Collected data entries
[Start of Attachment]
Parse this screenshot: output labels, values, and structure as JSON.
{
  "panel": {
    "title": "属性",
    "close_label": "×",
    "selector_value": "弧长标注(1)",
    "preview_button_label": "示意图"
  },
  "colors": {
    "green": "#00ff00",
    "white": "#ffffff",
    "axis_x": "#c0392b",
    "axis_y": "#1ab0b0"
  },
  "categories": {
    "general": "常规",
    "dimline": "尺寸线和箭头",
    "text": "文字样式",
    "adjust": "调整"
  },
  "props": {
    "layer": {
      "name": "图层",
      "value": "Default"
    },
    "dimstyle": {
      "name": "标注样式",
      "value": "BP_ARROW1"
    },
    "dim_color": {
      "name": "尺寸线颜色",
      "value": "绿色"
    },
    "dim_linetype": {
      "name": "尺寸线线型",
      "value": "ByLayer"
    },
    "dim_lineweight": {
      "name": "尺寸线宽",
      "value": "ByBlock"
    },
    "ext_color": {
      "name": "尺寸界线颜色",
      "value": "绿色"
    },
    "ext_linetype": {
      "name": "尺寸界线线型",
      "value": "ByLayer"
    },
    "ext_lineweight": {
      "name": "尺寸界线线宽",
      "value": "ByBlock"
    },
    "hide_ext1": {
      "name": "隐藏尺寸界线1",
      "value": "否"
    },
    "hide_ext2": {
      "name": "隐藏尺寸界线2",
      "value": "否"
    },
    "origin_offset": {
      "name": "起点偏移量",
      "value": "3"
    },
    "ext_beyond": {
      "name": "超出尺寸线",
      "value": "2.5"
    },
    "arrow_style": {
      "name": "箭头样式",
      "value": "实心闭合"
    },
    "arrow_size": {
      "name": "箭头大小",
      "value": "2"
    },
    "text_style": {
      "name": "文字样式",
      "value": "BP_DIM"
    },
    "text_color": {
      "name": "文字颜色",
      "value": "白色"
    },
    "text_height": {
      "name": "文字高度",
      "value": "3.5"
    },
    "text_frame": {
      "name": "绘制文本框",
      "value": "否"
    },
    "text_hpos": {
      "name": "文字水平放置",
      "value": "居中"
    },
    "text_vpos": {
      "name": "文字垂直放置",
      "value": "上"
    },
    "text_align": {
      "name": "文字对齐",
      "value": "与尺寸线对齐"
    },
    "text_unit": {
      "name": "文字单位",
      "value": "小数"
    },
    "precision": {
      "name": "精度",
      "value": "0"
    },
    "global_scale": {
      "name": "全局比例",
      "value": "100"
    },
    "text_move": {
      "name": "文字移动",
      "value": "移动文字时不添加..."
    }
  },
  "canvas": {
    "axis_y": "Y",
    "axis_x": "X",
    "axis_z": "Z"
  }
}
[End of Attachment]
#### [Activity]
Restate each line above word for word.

#### [Output for this task]
Parse this screenshot: output labels, values, and structure as JSON.
{
  "panel": {
    "title": "属性",
    "close_label": "×",
    "selector_value": "弧长标注(1)",
    "preview_button_label": "示意图"
  },
  "colors": {
    "green": "#00ff00",
    "white": "#ffffff",
    "axis_x": "#c0392b",
    "axis_y": "#1ab0b0"
  },
  "categories": {
    "general": "常规",
    "dimline": "尺寸线和箭头",
    "text": "文字样式",
    "adjust": "调整"
  },
  "props": {
    "layer": {
      "name": "图层",
      "value": "Default"
    },
    "dimstyle": {
      "name": "标注样式",
      "value": "BP_ARROW1"
    },
    "dim_color": {
      "name": "尺寸线颜色",
      "value": "绿色"
    },
    "dim_linetype": {
      "name": "尺寸线线型",
      "value": "ByLayer"
    },
    "dim_lineweight": {
      "name": "尺寸线宽",
      "value": "ByBlock"
    },
    "ext_color": {
      "name": "尺寸界线颜色",
      "value": "绿色"
    },
    "ext_linetype": {
      "name": "尺寸界线线型",
      "value": "ByLayer"
    },
    "ext_lineweight": {
      "name": "尺寸界线线宽",
      "value": "ByBlock"
    },
    "hide_ext1": {
      "name": "隐藏尺寸界线1",
      "value": "否"
    },
    "hide_ext2": {
      "name": "隐藏尺寸界线2",
      "value": "否"
    },
    "origin_offset": {
      "name": "起点偏移量",
      "value": "3"
    },
    "ext_beyond": {
      "name": "超出尺寸线",
      "value": "2.5"
    },
    "arrow_style": {
      "name": "箭头样式",
      "value": "实心闭合"
    },
    "arrow_size": {
      "name": "箭头大小",
      "value": "2"
    },
    "text_style": {
      "name": "文字样式",
      "value": "BP_DIM"
    },
    "text_color": {
      "name": "文字颜色",
      "value": "白色"
    },
    "text_height": {
      "name": "文字高度",
      "value": "3.5"
    },
    "text_frame": {
      "name": "绘制文本框",
      "value": "否"
    },
    "text_hpos": {
      "name": "文字水平放置",
      "value": "居中"
    },
    "text_vpos": {
      "name": "文字垂直放置",
      "value": "上"
    },
    "text_align": {
      "name": "文字对齐",
      "value": "与尺寸线对齐"
    },
    "text_unit": {
      "name": "文字单位",
      "value": "小数"
    },
    "precision": {
      "name": "精度",
      "value": "0"
    },
    "global_scale": {
      "name": "全局比例",
      "value": "100"
    },
    "text_move": {
      "name": "文字移动",
      "value": "移动文字时不添加..."
    }
  },
  "canvas": {
    "axis_y": "Y",
    "axis_x": "X",
    "axis_z": "Z"
  }
}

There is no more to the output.